3) Physically-Destructive Episode – Types 1 and 2, and more. If suicide attempts were to happen, they’d happen here. Self-harm lives here as well and has been a frequent visitor in the past. I’ve never seriously hurt anyone while in a rage, at least never without being abused first, and so I will say that the ability is there but only if summoned. It’s like cornering a wild animal. If I feel physically threatened, I will certainly not hesitate to go physically and violently crazy, and so its best to keep a distance and never block the exits. All-in-all, however, the physical destruction is directed inward. The pain is so unbearable that the only fast relief comes from the slice of a blade, the bruising punch of a fist, anything that will cause pain and therefore release pain. Type 3 may be a fake-out and may appear to be a Type 1 or 2, but if you observe the intensity, behavior, and body language cues, it should be obvious that I may only be sitting or pacing because I’m battling the urge to go to a location that I know has a sharp object in order to make some pretty little lines.

Sadly, the end result is usually that of destruction and damage, when all I want is love, safety, security, and RELIEF. Anyone pulled into the storm is nothing other than an innocent bystander.
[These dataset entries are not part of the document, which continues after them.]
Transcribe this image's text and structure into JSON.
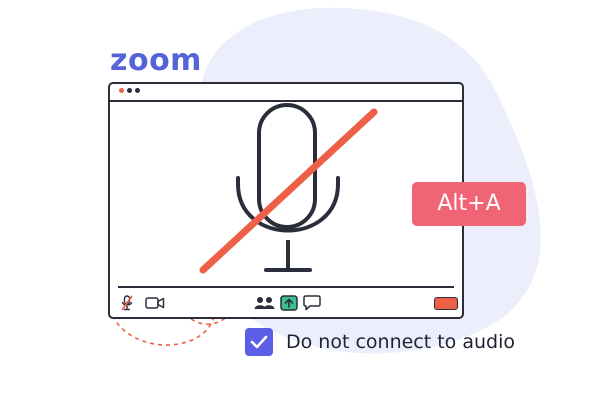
{
  "brand": {
    "logo_text": "zoom",
    "color": "#5563d8"
  },
  "window": {
    "titlebar_dots": [
      "#ee5f47",
      "#2a2d3a",
      "#2a2d3a"
    ],
    "main_graphic": "crossed-out-microphone-icon",
    "toolbar": {
      "left_icons": [
        "muted-microphone-icon",
        "video-camera-icon"
      ],
      "center_icons": [
        "participants-icon",
        "share-screen-icon",
        "chat-icon"
      ],
      "end_button_color": "#ee5f47"
    }
  },
  "shortcut": {
    "label": "Alt+A",
    "color": "#f06475"
  },
  "audio_option": {
    "label": "Do not connect to audio",
    "checked": true,
    "checkbox_color": "#5b5ee6"
  },
  "colors": {
    "outline": "#2a2d3a",
    "accent_red": "#ee5f47",
    "background_blob": "#eceefb"
  }
}
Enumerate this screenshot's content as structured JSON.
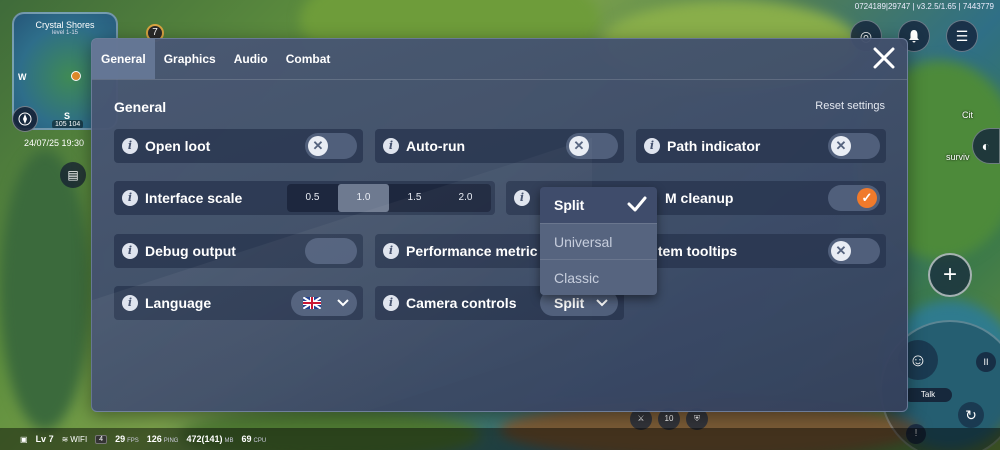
{
  "hud": {
    "minimap": {
      "title": "Crystal Shores",
      "subtitle": "level 1-15",
      "west": "W",
      "south": "S",
      "coords": "105  104"
    },
    "datetime": "24/07/25  19:30",
    "quest_count": "7",
    "build_info": "0724189|29747 | v3.2.5/1.65 | 7443779",
    "world_labels": [
      "Cit",
      "surviv"
    ],
    "talk_label": "Talk",
    "bottom_counter": "10"
  },
  "statusbar": {
    "level": "Lv 7",
    "network": "WIFI",
    "network_chip": "4",
    "fps_value": "29",
    "fps_unit": "FPS",
    "ping_value": "126",
    "ping_unit": "PING",
    "memory_value": "472(141)",
    "memory_unit": "MB",
    "cpu_value": "69",
    "cpu_unit": "CPU"
  },
  "settings": {
    "tabs": [
      "General",
      "Graphics",
      "Audio",
      "Combat"
    ],
    "active_tab": "General",
    "section_title": "General",
    "reset_label": "Reset settings",
    "rows": {
      "open_loot": {
        "label": "Open loot",
        "state": "off"
      },
      "auto_run": {
        "label": "Auto-run",
        "state": "off"
      },
      "path_indicator": {
        "label": "Path indicator",
        "state": "off"
      },
      "interface_scale": {
        "label": "Interface scale",
        "options": [
          "0.5",
          "1.0",
          "1.5",
          "2.0"
        ],
        "selected": "1.0"
      },
      "memory_cleanup": {
        "label_visible": "M cleanup",
        "state": "on"
      },
      "debug_output": {
        "label": "Debug output",
        "state": "unset"
      },
      "performance_metrics": {
        "label": "Performance metric"
      },
      "item_tooltips": {
        "label": "Item tooltips",
        "state": "off"
      },
      "language": {
        "label": "Language",
        "value": "English (UK)"
      },
      "camera_controls": {
        "label": "Camera controls",
        "value": "Split"
      }
    },
    "dropdown": {
      "options": [
        "Split",
        "Universal",
        "Classic"
      ],
      "selected": "Split"
    }
  },
  "colors": {
    "accent_on": "#f07a2b",
    "panel_bg": "#4a5874",
    "row_bg": "#28344e"
  }
}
No different than the person who was in the wrong place at the wrong time and got shot or injured even though the shooter never intended for that individual to get hit.

And when it’s all over, I’m left with nothing but SHAME and fear.

“What did I do…”